Count the lines below that include "background". Only the number should be given.

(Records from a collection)

•••••

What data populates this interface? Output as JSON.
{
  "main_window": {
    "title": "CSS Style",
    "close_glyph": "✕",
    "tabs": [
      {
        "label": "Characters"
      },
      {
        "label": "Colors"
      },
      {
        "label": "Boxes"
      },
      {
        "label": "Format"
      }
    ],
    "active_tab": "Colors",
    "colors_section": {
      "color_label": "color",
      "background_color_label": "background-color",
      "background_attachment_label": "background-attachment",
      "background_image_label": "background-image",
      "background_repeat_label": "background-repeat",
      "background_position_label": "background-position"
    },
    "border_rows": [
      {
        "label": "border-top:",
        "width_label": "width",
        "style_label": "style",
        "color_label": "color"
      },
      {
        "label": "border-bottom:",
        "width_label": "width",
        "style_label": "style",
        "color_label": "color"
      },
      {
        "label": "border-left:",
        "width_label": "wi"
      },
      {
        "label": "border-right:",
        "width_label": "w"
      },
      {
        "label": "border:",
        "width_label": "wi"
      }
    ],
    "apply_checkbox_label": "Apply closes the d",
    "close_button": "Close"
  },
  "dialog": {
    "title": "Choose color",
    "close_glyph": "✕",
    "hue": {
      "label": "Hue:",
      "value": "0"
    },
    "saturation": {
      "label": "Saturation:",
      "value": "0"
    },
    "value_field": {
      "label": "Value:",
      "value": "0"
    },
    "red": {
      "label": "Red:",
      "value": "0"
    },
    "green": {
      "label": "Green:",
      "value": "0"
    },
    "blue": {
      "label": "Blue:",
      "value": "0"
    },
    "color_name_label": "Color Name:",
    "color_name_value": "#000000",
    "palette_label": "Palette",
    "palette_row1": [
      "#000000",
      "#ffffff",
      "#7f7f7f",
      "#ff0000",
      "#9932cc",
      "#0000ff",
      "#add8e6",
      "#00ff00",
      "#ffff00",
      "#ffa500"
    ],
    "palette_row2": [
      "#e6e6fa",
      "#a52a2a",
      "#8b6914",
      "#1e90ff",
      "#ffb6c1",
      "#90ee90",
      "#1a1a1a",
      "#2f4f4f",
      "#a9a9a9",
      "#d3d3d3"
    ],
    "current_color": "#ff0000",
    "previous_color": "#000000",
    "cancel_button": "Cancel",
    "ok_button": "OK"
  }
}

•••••

- Result of this task
5